In accordance with embodiments of the invention, the trocar 11c need not have a very sharp end because the apparatus of the invention can apply even forces in a consistent manner. A less-sharp tip on the trocar 11c can minimize the possibility of injuries to the patients.

Embodiments of the invention described above are for illustration only. One of ordinary skill in the art would appreciate that various modifications are possible. For example, FIG. 6 shows some of such modifications. As shown in FIG. 6, in accordance with some embodiments of the invention, the apparatus 10 may include a control 101, which may be electronic or mechanical. The control 101 may be used to enter the desired depth of penetration and/or to automatically control the depth of penetration. The control 101 may, for example, include a key pad for entering the desired depth. Alternatively, it may have a dial (e.g., a mechanical device) for entering and controlling the desired depth. If the control 101 is used in an automatic mode, the apparatus 10 may further include an electronic module 102 that may have a motor for advancing the chest tube assembly 11. The electronic module 102 may include its own power source (e.g., a battery) or use an external power source.

Embodiments of the invention provide depth control in the placement of chest tubes by providing substantially even, consistent during the advancement of a chest tube assembly. In addition, one can preset the desired depth, for example by using a locking mechanism (shown as 13 in FIG. 1A), such that the chest tube will not over penetrate into the pleural space. Note that while the locking mechanism 13 in FIG. 1A is shown outside the apparatus body, one of ordinary skill in the art would appreciate that other variations are possible, including having the locking mechanism inside the apparatus.
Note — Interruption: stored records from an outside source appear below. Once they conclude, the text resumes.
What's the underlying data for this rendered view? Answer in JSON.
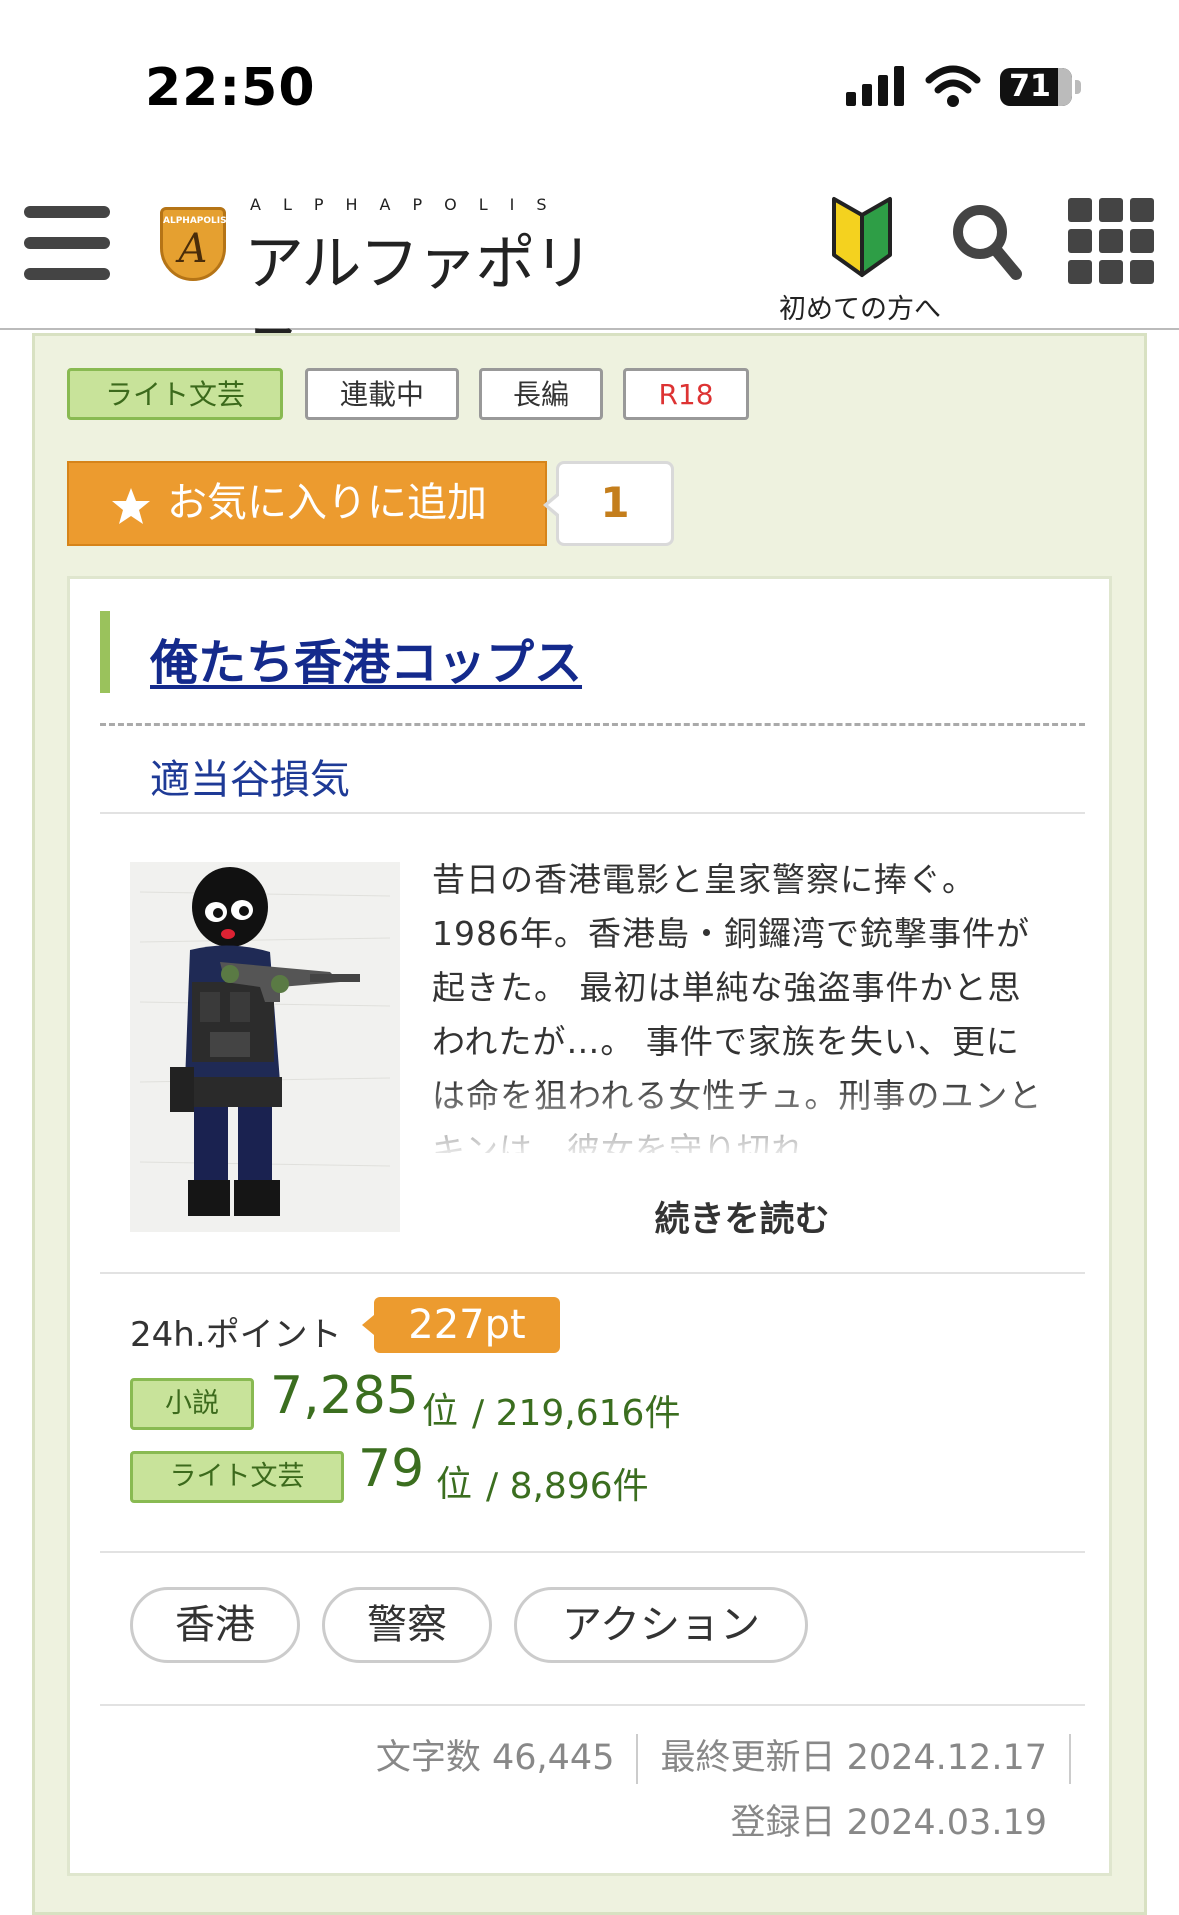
{
  "status_bar": {
    "time": "22:50",
    "battery": "71"
  },
  "header": {
    "logo_latin": "ALPHAPOLIS",
    "logo_jp": "アルファポリス",
    "logo_emblem_text": "ALPHAPOLIS",
    "beginner_label": "初めての方へ",
    "icons": [
      "menu-icon",
      "beginner-mark-icon",
      "search-icon",
      "grid-menu-icon"
    ]
  },
  "tags": [
    "ライト文芸",
    "連載中",
    "長編",
    "R18"
  ],
  "favorite": {
    "label": "お気に入りに追加",
    "count": "1"
  },
  "work": {
    "title": "俺たち香港コップス",
    "author": "適当谷損気",
    "synopsis": "昔日の香港電影と皇家警察に捧ぐ。1986年。香港島・銅鑼湾で銃撃事件が起きた。 最初は単純な強盗事件かと思われたが…。 事件で家族を失い、更には命を狙われる女性チュ。刑事のユンとキンは、彼女を守り切れ",
    "read_more": "続きを読む",
    "points_label": "24h.ポイント",
    "points_value": "227pt",
    "rankings": [
      {
        "category": "小説",
        "rank": "7,285",
        "unit": "位",
        "total": "/ 219,616件"
      },
      {
        "category": "ライト文芸",
        "rank": "79",
        "unit": "位",
        "total": "/ 8,896件"
      }
    ],
    "keywords": [
      "香港",
      "警察",
      "アクション"
    ],
    "char_count_label": "文字数 46,445",
    "updated_label": "最終更新日 2024.12.17",
    "registered_label": "登録日 2024.03.19"
  },
  "colors": {
    "accent_orange": "#ec9b2f",
    "tag_green": "#c8e39a",
    "title_blue": "#142a8c",
    "panel_bg": "#eef2df",
    "r18_red": "#dd3333"
  }
}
Furthermore, some embodiments of the invention may include an automatic or backup locking mechanism to further enhance the safety of chest tube insertion. For example, an apparatus in accordance with embodiments of the invention may include a module 103 for detecting the resistance during the advancement of the chest tube assembly 11. Resistance detection can be based on any technique known to one skill in the art. In addition, the module 103 may include a mechanism that will lock the chest tube assembly to prevent it from further advancement once a sudden drop in resistance is detected. This will further enhance the safety of chest tube placement. The locking mechanism may be based on any mechanism known to one skill in the art, such as braking or clamping of the chest tube assembly, or disengagement of the drive mechanism.

Advantages of the present invention may include one or more of the following. Embodiments of the invention provide for apparatus that are capable of safe insertion of chest tubes because they provide good depth control. This will reduce the possibility of injuring the patients. Furthermore, the blunt trocar in accordance with some embodiments of the invention may help prevent unwanted puncture injury, which in conjunction with the strict depth control prevents over-penetration which can damage neighboring organs, especially the lungs.

While the invention has been described with respect to a limited number of embodiments, those skilled in the art, having benefit of this disclosure, will appreciate that other embodiments can be devised which do not depart from the scope of the invention as disclosed herein. Accordingly, the scope of the invention should be limited only by the attached claims.